Q. 3 Find a point P within a quadrilateral ABCD such that

\[\overrightarrow {PA}  + \overrightarrow {PB}  + \overrightarrow {PC}  + \overrightarrow {PD}  = \vec 0\]

Q. 4ABCD is a parallelogram. Let L and M be the mid-points of BC and CD respectively. Prove that

\[\overrightarrow {AL}  + \overrightarrow {AM}  = \frac{3}{2}\overrightarrow {AC} \]

Q. 5 Prove that the line segments joining the mid-points of the adjacent sides of a quadrilateral form a parallelogram.

Q. 6 Prove that the line segment joining the mid-points of the diagonals of a trapezium is parallel to the parallel sides and equal to half of their difference.

Q. 7 Let ABCD be a quadrilateral and E and F be the mid-points of AC and BD respectively. Prove that

\[\overrightarrow {AB}  + \overrightarrow {AD}  + \overrightarrow {CB}  + \overrightarrow {CD}  = 4\,\overrightarrow {EF} \]

Q. 8 Let  \(\vec a,\vec b,\vec c,\) be non-coplanar vectors. Prove that the three vectors \(3\vec a - 7\vec b - 4\vec c,\,\,\vec a + \vec b + 2\vec c\) and \(3\vec a - 2\vec b + \vec c\) are coplanar

Q. 9 Let \(\vec a,\vec b,\vec c,\) from a linearly independent system of vectors.
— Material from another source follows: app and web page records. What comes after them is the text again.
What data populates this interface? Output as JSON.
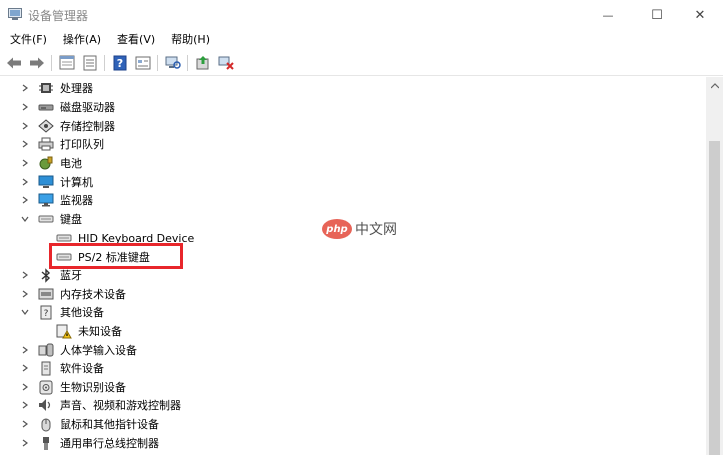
{
  "window": {
    "title": "设备管理器",
    "minimize_glyph": "—",
    "maximize_glyph": "☐",
    "close_glyph": "✕"
  },
  "menu": [
    "文件(F)",
    "操作(A)",
    "查看(V)",
    "帮助(H)"
  ],
  "toolbar": {
    "buttons": [
      "back-arrow-icon",
      "forward-arrow-icon",
      "properties-icon",
      "list-icon",
      "help-icon",
      "view-icon",
      "scan-hardware-icon",
      "update-driver-icon",
      "uninstall-device-icon"
    ]
  },
  "tree": {
    "items": [
      {
        "label": "处理器",
        "icon": "processor-icon",
        "state": "collapsed",
        "level": 0
      },
      {
        "label": "磁盘驱动器",
        "icon": "disk-drive-icon",
        "state": "collapsed",
        "level": 0
      },
      {
        "label": "存储控制器",
        "icon": "storage-controller-icon",
        "state": "collapsed",
        "level": 0
      },
      {
        "label": "打印队列",
        "icon": "printer-icon",
        "state": "collapsed",
        "level": 0
      },
      {
        "label": "电池",
        "icon": "battery-icon",
        "state": "collapsed",
        "level": 0
      },
      {
        "label": "计算机",
        "icon": "computer-icon",
        "state": "collapsed",
        "level": 0
      },
      {
        "label": "监视器",
        "icon": "monitor-icon",
        "state": "collapsed",
        "level": 0
      },
      {
        "label": "键盘",
        "icon": "keyboard-icon",
        "state": "expanded",
        "level": 0
      },
      {
        "label": "HID Keyboard Device",
        "icon": "keyboard-icon",
        "state": "leaf",
        "level": 1
      },
      {
        "label": "PS/2 标准键盘",
        "icon": "keyboard-icon",
        "state": "leaf",
        "level": 1
      },
      {
        "label": "蓝牙",
        "icon": "bluetooth-icon",
        "state": "collapsed",
        "level": 0
      },
      {
        "label": "内存技术设备",
        "icon": "memory-device-icon",
        "state": "collapsed",
        "level": 0
      },
      {
        "label": "其他设备",
        "icon": "other-devices-icon",
        "state": "expanded",
        "level": 0
      },
      {
        "label": "未知设备",
        "icon": "unknown-device-warning-icon",
        "state": "leaf",
        "level": 1
      },
      {
        "label": "人体学输入设备",
        "icon": "hid-device-icon",
        "state": "collapsed",
        "level": 0
      },
      {
        "label": "软件设备",
        "icon": "software-device-icon",
        "state": "collapsed",
        "level": 0
      },
      {
        "label": "生物识别设备",
        "icon": "biometric-device-icon",
        "state": "collapsed",
        "level": 0
      },
      {
        "label": "声音、视频和游戏控制器",
        "icon": "sound-icon",
        "state": "collapsed",
        "level": 0
      },
      {
        "label": "鼠标和其他指针设备",
        "icon": "mouse-icon",
        "state": "collapsed",
        "level": 0
      },
      {
        "label": "通用串行总线控制器",
        "icon": "usb-icon",
        "state": "collapsed",
        "level": 0
      }
    ]
  },
  "watermark": {
    "badge": "php",
    "text": "中文网"
  },
  "colors": {
    "highlight": "#e8262b",
    "accent_blue": "#1e6ec8",
    "watermark": "#e34a3c"
  }
}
Show that the system of vectors \(m\vec a + \vec b + \vec c,\) \(\vec a + m\vec b + \vec c\) and \(\vec a + \vec b + m\vec c\) form a linearly independent system iff m = –2.

Q. 10 In \(\Delta ABC,\) the point D lies on AC such that AD : DC = 2 : 1. BD is produced to F such that DF = 2BD . Prove that AF is parallel to BC and is equal to 2BD.

Learn math from the experts and clarify doubts instantly

  • Instant doubt clearing (live one on one)
  • Learn from India’s best math teachers
  • Completely personalized curriculum